**Task brief**
Everything in the listing below has to be repeated exactly, except the pictures.

**Records supplied**
++++
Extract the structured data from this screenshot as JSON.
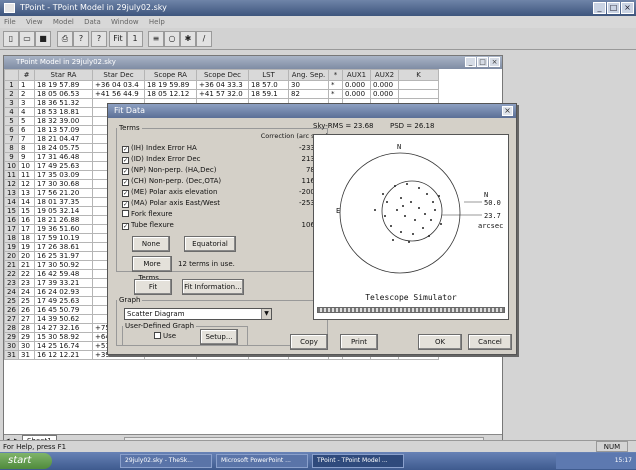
{
  "window": {
    "title": "TPoint - TPoint Model in 29july02.sky"
  },
  "menu": [
    "File",
    "View",
    "Model",
    "Data",
    "Window",
    "Help"
  ],
  "toolbar": {
    "fit_label": "Fit",
    "bar_label": "1"
  },
  "child": {
    "title": "TPoint Model in 29july02.sky"
  },
  "grid": {
    "headers": [
      "#",
      "Star RA",
      "Star Dec",
      "Scope RA",
      "Scope Dec",
      "LST",
      "Ang. Sep.",
      "*",
      "AUX1",
      "AUX2",
      "K"
    ],
    "rows": [
      [
        "1",
        "1",
        "18 19 57.89",
        "+36 04 03.4",
        "18 19 59.89",
        "+36 04 33.3",
        "18 57.0",
        "30",
        "*",
        "0.000",
        "0.000",
        ""
      ],
      [
        "2",
        "2",
        "18 05 06.53",
        "+41 56 44.9",
        "18 05 12.12",
        "+41 57 32.0",
        "18 59.1",
        "82",
        "*",
        "0.000",
        "0.000",
        ""
      ],
      [
        "3",
        "3",
        "18 36 51.32",
        "",
        "",
        "",
        "",
        "",
        "",
        "",
        "",
        ""
      ],
      [
        "4",
        "4",
        "18 53 18.81",
        "",
        "",
        "",
        "",
        "",
        "",
        "",
        "",
        ""
      ],
      [
        "5",
        "5",
        "18 32 39.00",
        "",
        "",
        "",
        "",
        "",
        "",
        "",
        "",
        ""
      ],
      [
        "6",
        "6",
        "18 13 57.09",
        "",
        "",
        "",
        "",
        "",
        "",
        "",
        "",
        ""
      ],
      [
        "7",
        "7",
        "18 21 04.47",
        "",
        "",
        "",
        "",
        "",
        "",
        "",
        "",
        ""
      ],
      [
        "8",
        "8",
        "18 24 05.75",
        "",
        "",
        "",
        "",
        "",
        "",
        "",
        "",
        ""
      ],
      [
        "9",
        "9",
        "17 31 46.48",
        "",
        "",
        "",
        "",
        "",
        "",
        "",
        "",
        ""
      ],
      [
        "10",
        "10",
        "17 49 25.63",
        "",
        "",
        "",
        "",
        "",
        "",
        "",
        "",
        ""
      ],
      [
        "11",
        "11",
        "17 35 03.09",
        "",
        "",
        "",
        "",
        "",
        "",
        "",
        "",
        ""
      ],
      [
        "12",
        "12",
        "17 30 30.68",
        "",
        "",
        "",
        "",
        "",
        "",
        "",
        "",
        ""
      ],
      [
        "13",
        "13",
        "17 56 21.20",
        "",
        "",
        "",
        "",
        "",
        "",
        "",
        "",
        ""
      ],
      [
        "14",
        "14",
        "18 01 37.35",
        "",
        "",
        "",
        "",
        "",
        "",
        "",
        "",
        ""
      ],
      [
        "15",
        "15",
        "19 05 32.14",
        "",
        "",
        "",
        "",
        "",
        "",
        "",
        "",
        ""
      ],
      [
        "16",
        "16",
        "18 21 26.88",
        "",
        "",
        "",
        "",
        "",
        "",
        "",
        "",
        ""
      ],
      [
        "17",
        "17",
        "19 36 51.60",
        "",
        "",
        "",
        "",
        "",
        "",
        "",
        "",
        ""
      ],
      [
        "18",
        "18",
        "17 59 10.19",
        "",
        "",
        "",
        "",
        "",
        "",
        "",
        "",
        ""
      ],
      [
        "19",
        "19",
        "17 26 38.61",
        "",
        "",
        "",
        "",
        "",
        "",
        "",
        "",
        ""
      ],
      [
        "20",
        "20",
        "16 25 31.97",
        "",
        "",
        "",
        "",
        "",
        "",
        "",
        "",
        ""
      ],
      [
        "21",
        "21",
        "17 30 50.92",
        "",
        "",
        "",
        "",
        "",
        "",
        "",
        "",
        ""
      ],
      [
        "22",
        "22",
        "16 42 59.48",
        "",
        "",
        "",
        "",
        "",
        "",
        "",
        "",
        ""
      ],
      [
        "23",
        "23",
        "17 39 33.21",
        "",
        "",
        "",
        "",
        "",
        "",
        "",
        "",
        ""
      ],
      [
        "24",
        "24",
        "16 24 02.93",
        "",
        "",
        "",
        "",
        "",
        "",
        "",
        "",
        ""
      ],
      [
        "25",
        "25",
        "17 49 25.63",
        "",
        "",
        "",
        "",
        "",
        "",
        "",
        "",
        ""
      ],
      [
        "26",
        "26",
        "16 45 50.79",
        "",
        "",
        "",
        "",
        "",
        "",
        "",
        "",
        ""
      ],
      [
        "27",
        "27",
        "14 39 50.62",
        "",
        "",
        "",
        "",
        "",
        "",
        "",
        "",
        ""
      ],
      [
        "28",
        "28",
        "14 27 32.16",
        "+75 41 28.0",
        "14 28 18.28",
        "+75 41 32.4",
        "20 37.9",
        "171",
        "*",
        "0.000",
        "0.000",
        ""
      ],
      [
        "29",
        "29",
        "15 30 58.92",
        "+64 12 20.7",
        "15 31 26.82",
        "+64 13 21.4",
        "20 39.7",
        "184",
        "*",
        "0.000",
        "0.000",
        ""
      ],
      [
        "30",
        "30",
        "14 25 16.74",
        "+51 50 43.0",
        "14 25 25.76",
        "+51 51 53.3",
        "20 41.6",
        "109",
        "*",
        "0.000",
        "0.000",
        ""
      ],
      [
        "31",
        "31",
        "16 12 12.21",
        "+39 03 11.7",
        "16 12 19.21",
        "+39 04 56.3",
        "20 43.6",
        "132",
        "*",
        "0.000",
        "0.000",
        ""
      ]
    ]
  },
  "sheet_tab": "Sheet1",
  "dialog": {
    "title": "Fit Data",
    "terms_legend": "Terms",
    "correction_header": "Correction (arc secs)",
    "terms": [
      {
        "label": "(IH) Index Error HA",
        "checked": "✓",
        "value": "-233.58"
      },
      {
        "label": "(ID) Index Error Dec",
        "checked": "✓",
        "value": "213.46"
      },
      {
        "label": "(NP) Non-perp. (HA,Dec)",
        "checked": "✓",
        "value": "78.30"
      },
      {
        "label": "(CH) Non-perp. (Dec,OTA)",
        "checked": "✓",
        "value": "116.98"
      },
      {
        "label": "(ME) Polar axis elevation",
        "checked": "✓",
        "value": "-200.09"
      },
      {
        "label": "(MA) Polar axis East/West",
        "checked": "✓",
        "value": "-253.83"
      },
      {
        "label": "Fork flexure",
        "checked": "",
        "value": ""
      },
      {
        "label": "Tube flexure",
        "checked": "✓",
        "value": "106.79"
      }
    ],
    "none_btn": "None",
    "equatorial_btn": "Equatorial",
    "more_terms_btn": "More Terms...",
    "terms_in_use": "12 terms in use.",
    "fit_btn": "Fit",
    "fit_info_btn": "Fit Information...",
    "graph_legend": "Graph",
    "graph_select": "Scatter Diagram",
    "user_graph_legend": "User-Defined Graph",
    "use_label": "Use",
    "setup_btn": "Setup...",
    "copy_btn": "Copy",
    "print_btn": "Print",
    "ok_btn": "OK",
    "cancel_btn": "Cancel",
    "sky_rms": "Sky-RMS = 23.68",
    "psd": "PSD = 26.18",
    "plot": {
      "north": "N",
      "east": "E",
      "scale_n": "N",
      "scale_1": "50.0",
      "scale_2": "23.7",
      "scale_unit": "arcsec",
      "footer": "Telescope Simulator"
    }
  },
  "status": "For Help, press F1",
  "status_num": "NUM",
  "taskbar": {
    "start": "start",
    "tasks": [
      "29july02.sky - TheSk...",
      "Microsoft PowerPoint ...",
      "TPoint - TPoint Model ..."
    ],
    "clock": "15:17"
  }
}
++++
**Response for this exercise**
Extract the structured data from this screenshot as JSON.
{
  "window": {
    "title": "TPoint - TPoint Model in 29july02.sky"
  },
  "menu": [
    "File",
    "View",
    "Model",
    "Data",
    "Window",
    "Help"
  ],
  "toolbar": {
    "fit_label": "Fit",
    "bar_label": "1"
  },
  "child": {
    "title": "TPoint Model in 29july02.sky"
  },
  "grid": {
    "headers": [
      "#",
      "Star RA",
      "Star Dec",
      "Scope RA",
      "Scope Dec",
      "LST",
      "Ang. Sep.",
      "*",
      "AUX1",
      "AUX2",
      "K"
    ],
    "rows": [
      [
        "1",
        "1",
        "18 19 57.89",
        "+36 04 03.4",
        "18 19 59.89",
        "+36 04 33.3",
        "18 57.0",
        "30",
        "*",
        "0.000",
        "0.000",
        ""
      ],
      [
        "2",
        "2",
        "18 05 06.53",
        "+41 56 44.9",
        "18 05 12.12",
        "+41 57 32.0",
        "18 59.1",
        "82",
        "*",
        "0.000",
        "0.000",
        ""
      ],
      [
        "3",
        "3",
        "18 36 51.32",
        "",
        "",
        "",
        "",
        "",
        "",
        "",
        "",
        ""
      ],
      [
        "4",
        "4",
        "18 53 18.81",
        "",
        "",
        "",
        "",
        "",
        "",
        "",
        "",
        ""
      ],
      [
        "5",
        "5",
        "18 32 39.00",
        "",
        "",
        "",
        "",
        "",
        "",
        "",
        "",
        ""
      ],
      [
        "6",
        "6",
        "18 13 57.09",
        "",
        "",
        "",
        "",
        "",
        "",
        "",
        "",
        ""
      ],
      [
        "7",
        "7",
        "18 21 04.47",
        "",
        "",
        "",
        "",
        "",
        "",
        "",
        "",
        ""
      ],
      [
        "8",
        "8",
        "18 24 05.75",
        "",
        "",
        "",
        "",
        "",
        "",
        "",
        "",
        ""
      ],
      [
        "9",
        "9",
        "17 31 46.48",
        "",
        "",
        "",
        "",
        "",
        "",
        "",
        "",
        ""
      ],
      [
        "10",
        "10",
        "17 49 25.63",
        "",
        "",
        "",
        "",
        "",
        "",
        "",
        "",
        ""
      ],
      [
        "11",
        "11",
        "17 35 03.09",
        "",
        "",
        "",
        "",
        "",
        "",
        "",
        "",
        ""
      ],
      [
        "12",
        "12",
        "17 30 30.68",
        "",
        "",
        "",
        "",
        "",
        "",
        "",
        "",
        ""
      ],
      [
        "13",
        "13",
        "17 56 21.20",
        "",
        "",
        "",
        "",
        "",
        "",
        "",
        "",
        ""
      ],
      [
        "14",
        "14",
        "18 01 37.35",
        "",
        "",
        "",
        "",
        "",
        "",
        "",
        "",
        ""
      ],
      [
        "15",
        "15",
        "19 05 32.14",
        "",
        "",
        "",
        "",
        "",
        "",
        "",
        "",
        ""
      ],
      [
        "16",
        "16",
        "18 21 26.88",
        "",
        "",
        "",
        "",
        "",
        "",
        "",
        "",
        ""
      ],
      [
        "17",
        "17",
        "19 36 51.60",
        "",
        "",
        "",
        "",
        "",
        "",
        "",
        "",
        ""
      ],
      [
        "18",
        "18",
        "17 59 10.19",
        "",
        "",
        "",
        "",
        "",
        "",
        "",
        "",
        ""
      ],
      [
        "19",
        "19",
        "17 26 38.61",
        "",
        "",
        "",
        "",
        "",
        "",
        "",
        "",
        ""
      ],
      [
        "20",
        "20",
        "16 25 31.97",
        "",
        "",
        "",
        "",
        "",
        "",
        "",
        "",
        ""
      ],
      [
        "21",
        "21",
        "17 30 50.92",
        "",
        "",
        "",
        "",
        "",
        "",
        "",
        "",
        ""
      ],
      [
        "22",
        "22",
        "16 42 59.48",
        "",
        "",
        "",
        "",
        "",
        "",
        "",
        "",
        ""
      ],
      [
        "23",
        "23",
        "17 39 33.21",
        "",
        "",
        "",
        "",
        "",
        "",
        "",
        "",
        ""
      ],
      [
        "24",
        "24",
        "16 24 02.93",
        "",
        "",
        "",
        "",
        "",
        "",
        "",
        "",
        ""
      ],
      [
        "25",
        "25",
        "17 49 25.63",
        "",
        "",
        "",
        "",
        "",
        "",
        "",
        "",
        ""
      ],
      [
        "26",
        "26",
        "16 45 50.79",
        "",
        "",
        "",
        "",
        "",
        "",
        "",
        "",
        ""
      ],
      [
        "27",
        "27",
        "14 39 50.62",
        "",
        "",
        "",
        "",
        "",
        "",
        "",
        "",
        ""
      ],
      [
        "28",
        "28",
        "14 27 32.16",
        "+75 41 28.0",
        "14 28 18.28",
        "+75 41 32.4",
        "20 37.9",
        "171",
        "*",
        "0.000",
        "0.000",
        ""
      ],
      [
        "29",
        "29",
        "15 30 58.92",
        "+64 12 20.7",
        "15 31 26.82",
        "+64 13 21.4",
        "20 39.7",
        "184",
        "*",
        "0.000",
        "0.000",
        ""
      ],
      [
        "30",
        "30",
        "14 25 16.74",
        "+51 50 43.0",
        "14 25 25.76",
        "+51 51 53.3",
        "20 41.6",
        "109",
        "*",
        "0.000",
        "0.000",
        ""
      ],
      [
        "31",
        "31",
        "16 12 12.21",
        "+39 03 11.7",
        "16 12 19.21",
        "+39 04 56.3",
        "20 43.6",
        "132",
        "*",
        "0.000",
        "0.000",
        ""
      ]
    ]
  },
  "sheet_tab": "Sheet1",
  "dialog": {
    "title": "Fit Data",
    "terms_legend": "Terms",
    "correction_header": "Correction (arc secs)",
    "terms": [
      {
        "label": "(IH) Index Error HA",
        "checked": "✓",
        "value": "-233.58"
      },
      {
        "label": "(ID) Index Error Dec",
        "checked": "✓",
        "value": "213.46"
      },
      {
        "label": "(NP) Non-perp. (HA,Dec)",
        "checked": "✓",
        "value": "78.30"
      },
      {
        "label": "(CH) Non-perp. (Dec,OTA)",
        "checked": "✓",
        "value": "116.98"
      },
      {
        "label": "(ME) Polar axis elevation",
        "checked": "✓",
        "value": "-200.09"
      },
      {
        "label": "(MA) Polar axis East/West",
        "checked": "✓",
        "value": "-253.83"
      },
      {
        "label": "Fork flexure",
        "checked": "",
        "value": ""
      },
      {
        "label": "Tube flexure",
        "checked": "✓",
        "value": "106.79"
      }
    ],
    "none_btn": "None",
    "equatorial_btn": "Equatorial",
    "more_terms_btn": "More Terms...",
    "terms_in_use": "12 terms in use.",
    "fit_btn": "Fit",
    "fit_info_btn": "Fit Information...",
    "graph_legend": "Graph",
    "graph_select": "Scatter Diagram",
    "user_graph_legend": "User-Defined Graph",
    "use_label": "Use",
    "setup_btn": "Setup...",
    "copy_btn": "Copy",
    "print_btn": "Print",
    "ok_btn": "OK",
    "cancel_btn": "Cancel",
    "sky_rms": "Sky-RMS = 23.68",
    "psd": "PSD = 26.18",
    "plot": {
      "north": "N",
      "east": "E",
      "scale_n": "N",
      "scale_1": "50.0",
      "scale_2": "23.7",
      "scale_unit": "arcsec",
      "footer": "Telescope Simulator"
    }
  },
  "status": "For Help, press F1",
  "status_num": "NUM",
  "taskbar": {
    "start": "start",
    "tasks": [
      "29july02.sky - TheSk...",
      "Microsoft PowerPoint ...",
      "TPoint - TPoint Model ..."
    ],
    "clock": "15:17"
  }
}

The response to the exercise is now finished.